This is a small cemetery that I stumbled across while visiting Hagi. I had gone up to the castle grounds and had planned to buy some hagi yaki (pottery from Hagi – it’s quite well-known and has a distinctive look). However, when I went to pay for my purchases I realised that I had left my wallet back at the hostel, so I very reluctantly left to go get it (even though I knew the shops would probably be closed by the time I got back). However, I decided to go back a different route than normal, and when I was passing what I thought was a park, I discovered that it was, in fact, another cemetery to a Mori warlord.

The warlord in question is Terumoto Mori and his wife, as well as one of Mori’s retainers, Motofusa Nagai, who killed himself after his master died in 1625 (a common occurrence it seems, here in Japan). Mori and his wife have 5-layered “Gorintou” stone graves, surrounded by a tamagaki (a fence), as well as a torii gate and multiple stone lanterns (called ishidoro), similar to the ones at the other Mori cemeteries. Off to the side of the Mori graves is the one to Nagai, the loyal retainer. Apparently he had a beloved cat who was so overcome with grief after his master died, he bit his tongue out of grief and died too. The street in Hagi where Nagai used to live is now called Neko-no-cho, or “Cat Town.” Despite this story, there is no memorial to the cat there.

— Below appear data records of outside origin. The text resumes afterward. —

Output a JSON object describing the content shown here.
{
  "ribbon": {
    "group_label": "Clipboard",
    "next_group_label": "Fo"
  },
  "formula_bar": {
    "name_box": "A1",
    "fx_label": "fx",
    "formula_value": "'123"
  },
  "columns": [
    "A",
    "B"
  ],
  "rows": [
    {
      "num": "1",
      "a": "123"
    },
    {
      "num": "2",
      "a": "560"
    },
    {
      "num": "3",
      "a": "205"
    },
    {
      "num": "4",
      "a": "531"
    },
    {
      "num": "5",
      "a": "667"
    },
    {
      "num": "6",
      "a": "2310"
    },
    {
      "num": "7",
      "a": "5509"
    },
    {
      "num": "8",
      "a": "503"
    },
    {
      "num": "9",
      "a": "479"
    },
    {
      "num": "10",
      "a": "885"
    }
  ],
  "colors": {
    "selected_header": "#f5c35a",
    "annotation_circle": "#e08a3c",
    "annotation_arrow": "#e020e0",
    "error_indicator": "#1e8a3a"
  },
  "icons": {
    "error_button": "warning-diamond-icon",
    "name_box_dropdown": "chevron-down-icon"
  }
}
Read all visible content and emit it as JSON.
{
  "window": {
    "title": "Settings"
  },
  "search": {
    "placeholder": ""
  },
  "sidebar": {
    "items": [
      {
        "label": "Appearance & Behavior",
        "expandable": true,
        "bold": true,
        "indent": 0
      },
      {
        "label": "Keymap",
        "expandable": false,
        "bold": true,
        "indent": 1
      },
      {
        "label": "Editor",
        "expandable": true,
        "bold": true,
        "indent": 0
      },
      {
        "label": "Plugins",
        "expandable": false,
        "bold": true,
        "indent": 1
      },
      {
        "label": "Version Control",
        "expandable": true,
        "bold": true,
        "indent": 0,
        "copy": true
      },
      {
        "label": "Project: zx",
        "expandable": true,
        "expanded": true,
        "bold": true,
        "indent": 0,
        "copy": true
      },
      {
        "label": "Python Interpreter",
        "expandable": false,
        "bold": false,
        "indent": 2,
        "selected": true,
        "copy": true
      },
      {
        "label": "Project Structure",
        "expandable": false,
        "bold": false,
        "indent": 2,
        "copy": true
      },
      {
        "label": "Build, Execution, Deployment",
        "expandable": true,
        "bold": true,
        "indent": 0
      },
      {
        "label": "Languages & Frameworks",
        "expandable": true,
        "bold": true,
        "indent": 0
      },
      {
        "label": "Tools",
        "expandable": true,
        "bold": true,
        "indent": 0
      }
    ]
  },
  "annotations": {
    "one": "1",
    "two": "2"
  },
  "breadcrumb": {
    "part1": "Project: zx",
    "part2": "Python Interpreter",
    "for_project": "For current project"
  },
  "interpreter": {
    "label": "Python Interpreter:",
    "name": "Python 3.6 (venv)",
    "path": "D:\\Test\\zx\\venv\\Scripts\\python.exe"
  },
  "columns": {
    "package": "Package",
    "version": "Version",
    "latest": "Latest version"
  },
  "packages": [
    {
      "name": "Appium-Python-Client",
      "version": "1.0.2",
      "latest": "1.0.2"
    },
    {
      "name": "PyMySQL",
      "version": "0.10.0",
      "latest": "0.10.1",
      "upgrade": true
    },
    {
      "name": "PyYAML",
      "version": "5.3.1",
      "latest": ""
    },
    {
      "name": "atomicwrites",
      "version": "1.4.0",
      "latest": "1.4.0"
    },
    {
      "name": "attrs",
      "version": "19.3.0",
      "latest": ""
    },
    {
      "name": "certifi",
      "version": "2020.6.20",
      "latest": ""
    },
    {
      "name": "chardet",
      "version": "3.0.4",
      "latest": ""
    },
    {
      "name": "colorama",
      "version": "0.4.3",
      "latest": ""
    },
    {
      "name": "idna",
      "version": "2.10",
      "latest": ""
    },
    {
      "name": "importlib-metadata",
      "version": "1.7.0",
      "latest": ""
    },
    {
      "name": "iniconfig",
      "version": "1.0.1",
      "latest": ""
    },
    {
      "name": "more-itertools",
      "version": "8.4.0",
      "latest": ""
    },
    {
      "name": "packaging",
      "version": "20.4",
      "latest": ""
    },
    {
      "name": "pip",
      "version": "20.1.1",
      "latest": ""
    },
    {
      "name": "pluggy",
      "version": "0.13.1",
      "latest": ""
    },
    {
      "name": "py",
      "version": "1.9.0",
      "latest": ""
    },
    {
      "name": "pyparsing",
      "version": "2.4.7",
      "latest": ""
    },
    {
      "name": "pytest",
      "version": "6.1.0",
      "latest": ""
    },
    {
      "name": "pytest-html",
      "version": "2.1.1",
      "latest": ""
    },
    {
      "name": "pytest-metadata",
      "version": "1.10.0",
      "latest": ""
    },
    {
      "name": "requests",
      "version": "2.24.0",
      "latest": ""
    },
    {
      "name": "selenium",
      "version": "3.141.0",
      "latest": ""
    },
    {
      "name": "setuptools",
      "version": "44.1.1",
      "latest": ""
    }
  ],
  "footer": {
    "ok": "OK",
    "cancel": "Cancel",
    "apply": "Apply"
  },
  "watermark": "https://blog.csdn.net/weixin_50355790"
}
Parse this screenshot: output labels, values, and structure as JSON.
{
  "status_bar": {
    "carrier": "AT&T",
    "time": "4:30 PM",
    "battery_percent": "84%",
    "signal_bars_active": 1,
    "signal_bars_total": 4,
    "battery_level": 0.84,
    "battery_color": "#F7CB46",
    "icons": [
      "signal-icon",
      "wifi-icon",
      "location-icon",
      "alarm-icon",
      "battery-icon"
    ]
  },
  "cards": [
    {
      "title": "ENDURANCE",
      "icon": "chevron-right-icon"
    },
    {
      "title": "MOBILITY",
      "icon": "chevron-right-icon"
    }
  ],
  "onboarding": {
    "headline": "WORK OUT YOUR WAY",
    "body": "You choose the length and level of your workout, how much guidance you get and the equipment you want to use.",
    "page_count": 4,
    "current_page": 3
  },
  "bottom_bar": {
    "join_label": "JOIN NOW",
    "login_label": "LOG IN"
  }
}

This cemetery was full of old trees, and provided a really nice, shady place to wander around. Apparently it used to be the Mori residence, which was in turn changed into a temple (Tenjuin) and cemetery after his death, but now all that remains is the cemetery (Tenjuin was torn down in 1869).


Monuments: The only monuments here are to Terumoto Mori and his wife and retainer. He died 30 years prior to the establishment of the cemeteries at Daishōin and Tōkōji which probably explains why he is buried here and not at those cemeteries.

Grounds: The cemetery is pretty small and flat, with easy paths to walk on and lots of trees for shade. The only stairs are those leading to the graves themselves. It only takes about 5 minutes to visit the entire site.

Visitors: There was nobody here when I visited. I imagine it’s not high on anyone’s wish list of places to visit in Hagi.

Photographer notes: Lots of dappled light here, and all the trees can make the light levels a bit low.


Cemetery: Tenjuin Mausoleum (not sure why they chose the word mausoleum for this site)

Established: 1625

Internments: Terumoto Mori, his wife, and the retainer Nagai

Location: South-east of Hagi castle in Horiuchi-ku. It does show up on the local maps.

Hours: seems to be open 24/7